Chromosome 20, trisomy,
(also called trisomy 20) is a condition in which a fetus or individual has an extra full or partial copy of chromosome 20 in some or all of of his/her cells. An extra full copy of chromosome 20 in all of a person's cells is rare, and almost all fetuses with this do not survive past the first trimester of pregnancy. The presence of an extra copy of only part of chromosome 20 is called partial trisomy 20; and an extra copy of chromosome 20 in only some of a person's cells is called mosaic trisomy 20. Mosaic trisomy 20 is the most common type of chromosome 20 trisomy and is one of the more common chromosomal abnormalities found during prenatal diagnostic testing. Studies have shown that the child is normal in the vast majority of prenatally diagnosed individuals. However, features that have been reported include spinal abnormalities (including spinal stenosis, vertebral fusion, and kyphosis), hypotonia (decreased muscle tone), lifelong constipation, sloped shoulders, and significant learning disabilities despite normal intelligence. Trisomy 20 usually results from an error that occurs when an egg or sperm cell develops (before fertilization); mosaic trisomy 20 usually results from errors in cell division soon after fertilization.

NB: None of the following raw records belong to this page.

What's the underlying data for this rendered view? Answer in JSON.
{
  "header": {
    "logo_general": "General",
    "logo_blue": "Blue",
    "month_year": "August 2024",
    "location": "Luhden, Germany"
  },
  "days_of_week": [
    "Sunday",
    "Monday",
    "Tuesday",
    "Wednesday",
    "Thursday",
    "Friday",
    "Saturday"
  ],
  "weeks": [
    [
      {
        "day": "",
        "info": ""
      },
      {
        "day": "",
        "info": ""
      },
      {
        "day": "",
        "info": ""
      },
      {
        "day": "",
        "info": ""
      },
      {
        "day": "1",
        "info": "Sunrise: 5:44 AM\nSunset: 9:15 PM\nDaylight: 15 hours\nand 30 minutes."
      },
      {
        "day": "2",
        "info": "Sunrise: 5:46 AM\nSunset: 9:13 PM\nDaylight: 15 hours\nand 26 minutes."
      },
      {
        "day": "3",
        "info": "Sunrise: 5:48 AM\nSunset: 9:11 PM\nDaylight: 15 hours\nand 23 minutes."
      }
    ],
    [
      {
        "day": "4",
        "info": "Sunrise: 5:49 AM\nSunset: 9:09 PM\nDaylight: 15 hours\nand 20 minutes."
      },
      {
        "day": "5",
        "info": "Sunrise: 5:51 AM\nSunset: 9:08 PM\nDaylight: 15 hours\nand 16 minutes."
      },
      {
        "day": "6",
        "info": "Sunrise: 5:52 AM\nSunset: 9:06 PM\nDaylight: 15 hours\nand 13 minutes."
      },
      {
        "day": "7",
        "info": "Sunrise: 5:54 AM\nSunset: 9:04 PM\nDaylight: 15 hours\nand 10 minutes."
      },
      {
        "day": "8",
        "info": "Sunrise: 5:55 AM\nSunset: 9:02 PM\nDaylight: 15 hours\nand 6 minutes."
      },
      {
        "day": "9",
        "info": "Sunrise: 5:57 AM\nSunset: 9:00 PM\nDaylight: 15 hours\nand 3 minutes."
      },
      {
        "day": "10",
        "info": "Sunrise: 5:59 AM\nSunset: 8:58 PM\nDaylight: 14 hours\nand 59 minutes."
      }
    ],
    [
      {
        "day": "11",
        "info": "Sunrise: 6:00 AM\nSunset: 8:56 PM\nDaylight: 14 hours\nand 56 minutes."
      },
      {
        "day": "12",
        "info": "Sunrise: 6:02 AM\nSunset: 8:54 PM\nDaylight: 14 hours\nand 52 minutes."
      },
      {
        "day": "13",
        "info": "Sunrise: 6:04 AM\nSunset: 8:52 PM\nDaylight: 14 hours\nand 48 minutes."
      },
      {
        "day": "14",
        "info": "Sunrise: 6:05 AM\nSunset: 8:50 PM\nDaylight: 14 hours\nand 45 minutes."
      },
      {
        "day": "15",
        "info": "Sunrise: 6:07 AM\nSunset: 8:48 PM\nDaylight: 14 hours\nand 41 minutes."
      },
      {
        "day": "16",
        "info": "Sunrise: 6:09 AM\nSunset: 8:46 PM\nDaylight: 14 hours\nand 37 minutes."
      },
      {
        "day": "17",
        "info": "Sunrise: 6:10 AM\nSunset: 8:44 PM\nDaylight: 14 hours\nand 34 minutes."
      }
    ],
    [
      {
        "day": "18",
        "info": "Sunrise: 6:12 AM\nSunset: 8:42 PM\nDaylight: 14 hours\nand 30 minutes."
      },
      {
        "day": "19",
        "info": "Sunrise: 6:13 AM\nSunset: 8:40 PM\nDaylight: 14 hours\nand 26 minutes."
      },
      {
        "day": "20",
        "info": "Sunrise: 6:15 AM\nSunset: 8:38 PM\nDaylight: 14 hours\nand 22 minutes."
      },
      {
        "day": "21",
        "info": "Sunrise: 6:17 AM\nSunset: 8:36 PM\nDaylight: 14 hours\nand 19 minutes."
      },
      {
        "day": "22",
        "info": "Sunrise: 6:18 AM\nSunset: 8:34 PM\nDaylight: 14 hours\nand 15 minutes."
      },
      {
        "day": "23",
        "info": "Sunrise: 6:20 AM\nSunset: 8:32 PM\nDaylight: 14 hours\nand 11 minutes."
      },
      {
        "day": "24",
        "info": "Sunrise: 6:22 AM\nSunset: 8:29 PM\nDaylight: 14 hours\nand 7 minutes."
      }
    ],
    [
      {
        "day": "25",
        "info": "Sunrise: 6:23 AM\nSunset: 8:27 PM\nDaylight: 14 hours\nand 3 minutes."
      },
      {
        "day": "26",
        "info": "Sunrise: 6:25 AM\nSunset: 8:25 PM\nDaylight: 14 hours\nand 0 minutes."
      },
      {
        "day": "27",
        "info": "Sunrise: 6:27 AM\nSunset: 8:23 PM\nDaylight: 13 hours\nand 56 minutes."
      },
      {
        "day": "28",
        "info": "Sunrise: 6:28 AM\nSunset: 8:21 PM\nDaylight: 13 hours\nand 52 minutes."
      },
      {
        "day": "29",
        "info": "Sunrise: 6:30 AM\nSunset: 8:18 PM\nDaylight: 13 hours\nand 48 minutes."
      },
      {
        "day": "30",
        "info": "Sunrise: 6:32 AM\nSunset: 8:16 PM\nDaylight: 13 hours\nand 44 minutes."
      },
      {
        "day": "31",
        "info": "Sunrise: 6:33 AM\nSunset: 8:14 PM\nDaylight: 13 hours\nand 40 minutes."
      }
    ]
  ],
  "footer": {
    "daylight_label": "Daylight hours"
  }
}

Source: Genetic and Rare Diseases Information Center (GARD), supported by ORDR-NCATS and NHGRI.